Directions - The answer must consist of the records, repeated exactly.

[Data to examine — start]

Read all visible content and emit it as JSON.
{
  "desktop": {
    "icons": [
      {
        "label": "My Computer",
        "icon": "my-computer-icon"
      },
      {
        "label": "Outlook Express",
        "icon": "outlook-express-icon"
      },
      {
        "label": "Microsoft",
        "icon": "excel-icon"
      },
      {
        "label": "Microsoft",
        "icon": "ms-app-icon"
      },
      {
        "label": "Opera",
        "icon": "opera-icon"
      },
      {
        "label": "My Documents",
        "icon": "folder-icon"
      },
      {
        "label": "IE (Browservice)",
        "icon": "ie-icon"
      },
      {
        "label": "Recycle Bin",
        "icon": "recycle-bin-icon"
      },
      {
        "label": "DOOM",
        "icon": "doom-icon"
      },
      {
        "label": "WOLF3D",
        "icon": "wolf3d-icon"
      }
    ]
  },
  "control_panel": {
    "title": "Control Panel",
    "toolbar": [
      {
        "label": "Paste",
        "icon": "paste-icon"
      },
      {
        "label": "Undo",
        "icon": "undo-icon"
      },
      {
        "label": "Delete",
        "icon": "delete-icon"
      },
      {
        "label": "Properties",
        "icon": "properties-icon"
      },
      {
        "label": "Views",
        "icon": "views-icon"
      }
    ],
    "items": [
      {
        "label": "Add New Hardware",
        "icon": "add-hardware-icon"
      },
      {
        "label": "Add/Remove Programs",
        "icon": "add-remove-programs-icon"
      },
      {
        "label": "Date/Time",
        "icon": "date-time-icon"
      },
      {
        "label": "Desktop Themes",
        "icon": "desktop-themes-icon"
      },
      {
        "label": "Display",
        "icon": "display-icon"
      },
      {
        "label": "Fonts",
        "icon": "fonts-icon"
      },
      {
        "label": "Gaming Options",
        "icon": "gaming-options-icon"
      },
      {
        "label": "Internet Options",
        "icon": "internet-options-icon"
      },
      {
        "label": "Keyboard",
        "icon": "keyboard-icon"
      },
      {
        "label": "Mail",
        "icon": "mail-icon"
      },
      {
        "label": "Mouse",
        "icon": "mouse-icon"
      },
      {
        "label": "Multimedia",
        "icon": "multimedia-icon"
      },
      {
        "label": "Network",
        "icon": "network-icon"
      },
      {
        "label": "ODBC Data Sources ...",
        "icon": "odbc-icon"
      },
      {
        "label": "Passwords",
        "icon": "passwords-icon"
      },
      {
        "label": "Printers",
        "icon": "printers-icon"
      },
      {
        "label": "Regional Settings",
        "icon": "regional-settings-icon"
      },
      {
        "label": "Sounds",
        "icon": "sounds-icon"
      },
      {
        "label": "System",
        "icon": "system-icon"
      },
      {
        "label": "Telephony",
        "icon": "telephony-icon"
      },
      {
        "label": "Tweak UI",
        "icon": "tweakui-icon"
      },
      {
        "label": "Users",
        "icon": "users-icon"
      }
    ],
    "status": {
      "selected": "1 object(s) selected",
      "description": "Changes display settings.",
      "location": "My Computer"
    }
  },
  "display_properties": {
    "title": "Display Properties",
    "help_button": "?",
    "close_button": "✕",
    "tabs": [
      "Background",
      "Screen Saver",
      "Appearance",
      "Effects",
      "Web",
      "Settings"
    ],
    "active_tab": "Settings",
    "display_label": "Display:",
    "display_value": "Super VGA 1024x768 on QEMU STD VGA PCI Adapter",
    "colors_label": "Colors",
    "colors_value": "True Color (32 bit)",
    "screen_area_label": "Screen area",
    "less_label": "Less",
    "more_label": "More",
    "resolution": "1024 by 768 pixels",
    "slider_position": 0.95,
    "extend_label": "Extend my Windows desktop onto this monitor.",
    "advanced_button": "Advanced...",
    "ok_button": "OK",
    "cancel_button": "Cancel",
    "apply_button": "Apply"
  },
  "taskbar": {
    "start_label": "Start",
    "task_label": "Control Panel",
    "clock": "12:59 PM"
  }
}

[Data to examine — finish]

Solution -
Read all visible content and emit it as JSON.
{
  "desktop": {
    "icons": [
      {
        "label": "My Computer",
        "icon": "my-computer-icon"
      },
      {
        "label": "Outlook Express",
        "icon": "outlook-express-icon"
      },
      {
        "label": "Microsoft",
        "icon": "excel-icon"
      },
      {
        "label": "Microsoft",
        "icon": "ms-app-icon"
      },
      {
        "label": "Opera",
        "icon": "opera-icon"
      },
      {
        "label": "My Documents",
        "icon": "folder-icon"
      },
      {
        "label": "IE (Browservice)",
        "icon": "ie-icon"
      },
      {
        "label": "Recycle Bin",
        "icon": "recycle-bin-icon"
      },
      {
        "label": "DOOM",
        "icon": "doom-icon"
      },
      {
        "label": "WOLF3D",
        "icon": "wolf3d-icon"
      }
    ]
  },
  "control_panel": {
    "title": "Control Panel",
    "toolbar": [
      {
        "label": "Paste",
        "icon": "paste-icon"
      },
      {
        "label": "Undo",
        "icon": "undo-icon"
      },
      {
        "label": "Delete",
        "icon": "delete-icon"
      },
      {
        "label": "Properties",
        "icon": "properties-icon"
      },
      {
        "label": "Views",
        "icon": "views-icon"
      }
    ],
    "items": [
      {
        "label": "Add New Hardware",
        "icon": "add-hardware-icon"
      },
      {
        "label": "Add/Remove Programs",
        "icon": "add-remove-programs-icon"
      },
      {
        "label": "Date/Time",
        "icon": "date-time-icon"
      },
      {
        "label": "Desktop Themes",
        "icon": "desktop-themes-icon"
      },
      {
        "label": "Display",
        "icon": "display-icon"
      },
      {
        "label": "Fonts",
        "icon": "fonts-icon"
      },
      {
        "label": "Gaming Options",
        "icon": "gaming-options-icon"
      },
      {
        "label": "Internet Options",
        "icon": "internet-options-icon"
      },
      {
        "label": "Keyboard",
        "icon": "keyboard-icon"
      },
      {
        "label": "Mail",
        "icon": "mail-icon"
      },
      {
        "label": "Mouse",
        "icon": "mouse-icon"
      },
      {
        "label": "Multimedia",
        "icon": "multimedia-icon"
      },
      {
        "label": "Network",
        "icon": "network-icon"
      },
      {
        "label": "ODBC Data Sources ...",
        "icon": "odbc-icon"
      },
      {
        "label": "Passwords",
        "icon": "passwords-icon"
      },
      {
        "label": "Printers",
        "icon": "printers-icon"
      },
      {
        "label": "Regional Settings",
        "icon": "regional-settings-icon"
      },
      {
        "label": "Sounds",
        "icon": "sounds-icon"
      },
      {
        "label": "System",
        "icon": "system-icon"
      },
      {
        "label": "Telephony",
        "icon": "telephony-icon"
      },
      {
        "label": "Tweak UI",
        "icon": "tweakui-icon"
      },
      {
        "label": "Users",
        "icon": "users-icon"
      }
    ],
    "status": {
      "selected": "1 object(s) selected",
      "description": "Changes display settings.",
      "location": "My Computer"
    }
  },
  "display_properties": {
    "title": "Display Properties",
    "help_button": "?",
    "close_button": "✕",
    "tabs": [
      "Background",
      "Screen Saver",
      "Appearance",
      "Effects",
      "Web",
      "Settings"
    ],
    "active_tab": "Settings",
    "display_label": "Display:",
    "display_value": "Super VGA 1024x768 on QEMU STD VGA PCI Adapter",
    "colors_label": "Colors",
    "colors_value": "True Color (32 bit)",
    "screen_area_label": "Screen area",
    "less_label": "Less",
    "more_label": "More",
    "resolution": "1024 by 768 pixels",
    "slider_position": 0.95,
    "extend_label": "Extend my Windows desktop onto this monitor.",
    "advanced_button": "Advanced...",
    "ok_button": "OK",
    "cancel_button": "Cancel",
    "apply_button": "Apply"
  },
  "taskbar": {
    "start_label": "Start",
    "task_label": "Control Panel",
    "clock": "12:59 PM"
  }
}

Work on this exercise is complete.